===== Study material
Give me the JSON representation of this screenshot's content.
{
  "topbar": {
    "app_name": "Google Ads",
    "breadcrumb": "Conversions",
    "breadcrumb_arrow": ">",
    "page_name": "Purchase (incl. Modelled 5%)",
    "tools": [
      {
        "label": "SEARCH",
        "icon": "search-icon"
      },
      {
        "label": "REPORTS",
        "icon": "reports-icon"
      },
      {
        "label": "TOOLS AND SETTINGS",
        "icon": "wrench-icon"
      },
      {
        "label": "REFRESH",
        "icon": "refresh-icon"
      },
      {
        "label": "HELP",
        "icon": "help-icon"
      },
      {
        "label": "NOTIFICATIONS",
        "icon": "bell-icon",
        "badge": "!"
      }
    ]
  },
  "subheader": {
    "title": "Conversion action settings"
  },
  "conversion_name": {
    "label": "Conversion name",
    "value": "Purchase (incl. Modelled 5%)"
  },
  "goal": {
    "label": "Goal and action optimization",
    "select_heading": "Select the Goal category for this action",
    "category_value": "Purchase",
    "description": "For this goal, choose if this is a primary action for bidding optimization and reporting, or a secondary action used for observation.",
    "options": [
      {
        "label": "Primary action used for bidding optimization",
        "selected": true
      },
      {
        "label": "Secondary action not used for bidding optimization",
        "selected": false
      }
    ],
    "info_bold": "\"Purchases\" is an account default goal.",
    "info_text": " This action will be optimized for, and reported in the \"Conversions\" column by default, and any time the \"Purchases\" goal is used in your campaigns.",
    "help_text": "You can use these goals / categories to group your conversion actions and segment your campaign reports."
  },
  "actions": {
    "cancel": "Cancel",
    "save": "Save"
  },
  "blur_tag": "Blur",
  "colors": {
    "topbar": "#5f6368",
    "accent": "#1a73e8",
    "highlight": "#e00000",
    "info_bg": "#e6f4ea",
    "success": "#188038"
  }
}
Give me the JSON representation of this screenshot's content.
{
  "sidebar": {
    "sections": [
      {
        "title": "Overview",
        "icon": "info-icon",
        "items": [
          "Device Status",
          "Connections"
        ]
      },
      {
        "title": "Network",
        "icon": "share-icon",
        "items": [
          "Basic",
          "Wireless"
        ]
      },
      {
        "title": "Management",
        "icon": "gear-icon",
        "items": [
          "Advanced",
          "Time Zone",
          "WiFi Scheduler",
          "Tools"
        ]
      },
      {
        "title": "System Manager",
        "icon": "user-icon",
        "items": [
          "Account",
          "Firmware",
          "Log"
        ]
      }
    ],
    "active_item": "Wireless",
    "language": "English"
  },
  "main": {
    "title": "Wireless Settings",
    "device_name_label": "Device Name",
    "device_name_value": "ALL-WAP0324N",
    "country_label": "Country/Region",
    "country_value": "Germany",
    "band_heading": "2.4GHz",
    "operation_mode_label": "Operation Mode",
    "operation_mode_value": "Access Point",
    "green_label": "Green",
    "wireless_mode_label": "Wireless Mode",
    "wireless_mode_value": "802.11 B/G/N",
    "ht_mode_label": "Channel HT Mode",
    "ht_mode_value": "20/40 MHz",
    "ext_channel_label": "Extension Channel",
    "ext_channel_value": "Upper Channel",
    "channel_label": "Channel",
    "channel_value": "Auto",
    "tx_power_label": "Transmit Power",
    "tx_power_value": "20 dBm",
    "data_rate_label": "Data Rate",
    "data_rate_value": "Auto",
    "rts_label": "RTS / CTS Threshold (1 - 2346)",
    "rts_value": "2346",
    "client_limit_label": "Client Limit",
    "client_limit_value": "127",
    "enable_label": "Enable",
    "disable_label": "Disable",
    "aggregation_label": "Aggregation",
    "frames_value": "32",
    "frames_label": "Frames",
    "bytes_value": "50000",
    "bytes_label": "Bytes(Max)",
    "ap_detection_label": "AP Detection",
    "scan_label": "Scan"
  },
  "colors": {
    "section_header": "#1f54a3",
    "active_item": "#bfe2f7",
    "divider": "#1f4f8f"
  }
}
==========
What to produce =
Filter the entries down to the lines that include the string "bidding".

Your response =
    "description": "For this goal, choose if this is a primary action for bidding optimization and reporting, or a secondary action used for observation.",
        "label": "Primary action used for bidding optimization",
        "label": "Secondary action not used for bidding optimization",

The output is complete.